In any case, through some effort I was able to track the problem that Google had picked up. The site had unfortunately been subject to a Word Press 2.3.3 exploit and was indeed a potential threat to visitors to the site. The site was quickly upgraded after alerting the owner. Google & the Stop Badware folks should be taking this site off of their list shortly.
This exploit brings up an important issue that many webmasters forget, any dynamic website is software and all websites use software -- all software is vulnerable to security exploits. The more software you use, the more you need to pay attention to security upgrades. With a popular application like Drupal or Word Press it can be easy for a hacker to find vulnerable sites, just like it is quite easy to find exploited sites (Google lists 683,000 of them with this phrase, most aren't listed officially as a site that may harm your computer). With a less popular or custom applications then the challenge is in keeping up with the best practices of changing security standards.
With power comes responsibility, and unfortunately online communities and Web 2.0 applications all require people to monitor their software to ensure that the site continues to operate safely.
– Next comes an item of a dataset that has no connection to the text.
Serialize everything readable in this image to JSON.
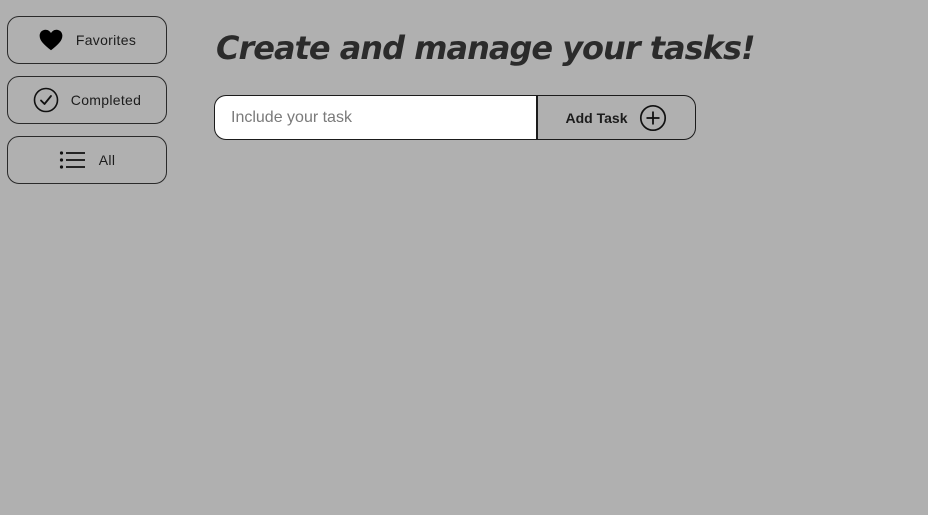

Oh yeah, and if you are interested in social change, check out the upgraded version and secure version of the site -- Shake the Pillars.
About The Author
Mike Gifford is the founder of OpenConcept Consulting Inc, which he started in 1999. Since then, he has been particularly active in developing and extending open source content management systems to allow people to get closer to their content. Before starting OpenConcept, Mike had worked for a number of national NGOs including Oxfam Canada and Friends of the Earth.